Research has shown that 75% of urban housing is situated in slum conditions (UNDN, 2005), and indeed the quality of the housing is poor and clearly an affront to human dignity (Agbola and Olatubara, 2003). As part of effort to increasing qualitative, affordable housing for the masses in the country, the Federal Government in 2004, pledged to adequately fund research pertaining to the manufacture and the use of local materials in the sector. Housing delivery in Nigeria is provided by either the Government or Private sector, but despite Federal Government access to factors of housing production, the country could at best expect 4.2% of the annual requirement. Substantial contribution is expected from other public and private sectors. The production of housing in Nigeria is primarily the function of the private market; approximately 90% of urban housing is produced by private developers. Due to housing demand created by rural- urban migration, which account for 65% of urban population growth, the fixed supply of urban land, and inflation of rental and housing ownership cost (Taylor, 2000).
The problem of affordable housing has been a concern for both the government and individuals. Appreciating these problems, both public and private sector developers make effort through various activities to bridge the gap between housing supply and demand, but the cost of building materials, deficiency of housing finance arrangement, rigorous loan conditions from mortgage banks, government policies amongst other problems have affecting housing delivery significantly in Nigeria (Raji, 2008). However, the researcher is of the opinion that government still has much to do in terms of solving housing deficit in Nigeria.
1.2 STATEMENT OF THE PROBLEM
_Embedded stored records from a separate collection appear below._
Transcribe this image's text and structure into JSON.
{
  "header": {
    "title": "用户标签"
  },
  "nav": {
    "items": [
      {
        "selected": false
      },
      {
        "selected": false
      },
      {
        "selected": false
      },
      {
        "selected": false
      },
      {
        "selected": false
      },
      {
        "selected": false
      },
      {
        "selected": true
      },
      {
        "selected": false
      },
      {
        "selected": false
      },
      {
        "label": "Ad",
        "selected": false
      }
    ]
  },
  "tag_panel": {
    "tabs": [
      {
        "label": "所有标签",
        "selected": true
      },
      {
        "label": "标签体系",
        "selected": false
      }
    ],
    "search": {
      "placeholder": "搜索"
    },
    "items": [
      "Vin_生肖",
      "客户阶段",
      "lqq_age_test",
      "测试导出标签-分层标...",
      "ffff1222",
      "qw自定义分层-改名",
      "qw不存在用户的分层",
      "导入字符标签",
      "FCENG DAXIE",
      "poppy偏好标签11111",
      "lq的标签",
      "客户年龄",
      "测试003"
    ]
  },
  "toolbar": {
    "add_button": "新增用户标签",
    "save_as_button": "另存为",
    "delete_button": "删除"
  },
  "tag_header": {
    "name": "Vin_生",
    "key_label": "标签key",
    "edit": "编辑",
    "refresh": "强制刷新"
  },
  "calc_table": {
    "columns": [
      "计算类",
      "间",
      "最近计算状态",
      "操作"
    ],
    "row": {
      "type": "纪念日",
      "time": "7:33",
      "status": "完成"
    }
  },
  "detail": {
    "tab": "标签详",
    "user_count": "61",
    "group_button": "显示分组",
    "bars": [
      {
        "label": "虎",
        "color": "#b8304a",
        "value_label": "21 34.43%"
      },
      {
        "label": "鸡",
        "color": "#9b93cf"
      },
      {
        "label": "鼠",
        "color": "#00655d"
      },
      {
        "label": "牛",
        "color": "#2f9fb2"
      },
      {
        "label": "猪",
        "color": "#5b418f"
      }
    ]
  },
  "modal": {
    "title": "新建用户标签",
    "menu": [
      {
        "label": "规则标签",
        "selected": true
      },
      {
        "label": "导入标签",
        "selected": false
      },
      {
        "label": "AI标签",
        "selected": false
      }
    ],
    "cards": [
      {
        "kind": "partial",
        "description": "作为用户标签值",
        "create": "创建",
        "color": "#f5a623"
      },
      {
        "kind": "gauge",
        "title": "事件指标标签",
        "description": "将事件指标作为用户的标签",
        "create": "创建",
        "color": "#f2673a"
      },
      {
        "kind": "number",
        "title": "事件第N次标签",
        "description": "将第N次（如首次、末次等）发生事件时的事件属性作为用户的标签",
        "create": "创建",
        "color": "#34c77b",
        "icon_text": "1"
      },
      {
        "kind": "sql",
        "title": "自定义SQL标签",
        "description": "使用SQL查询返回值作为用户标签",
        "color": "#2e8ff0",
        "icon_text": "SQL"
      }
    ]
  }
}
The problem of housing deficit in Nigeria has been a topic of discussion at different forum of the economy. The situation even becomes more serious and worrisome when one realizes the fact that despite a number of political, social, and religious initiatives taken in the past in Nigeria, a large proportion of the nation’s population still lives in sub-standard and poor. In Nigeria, housing provision by government commenced before political independence in 1960 and despite various government interventions and huge investments in housing provision, the housing problem in the country still remains intractable as many rural and urban populations in Nigeria do not have access to decent, safe and affordable housing. This is as a result of the government inability to provide adequate and affordable housing to the populace. However, the researcher seeks to examine the role of the federal government in solving housing deficit in Nigeria.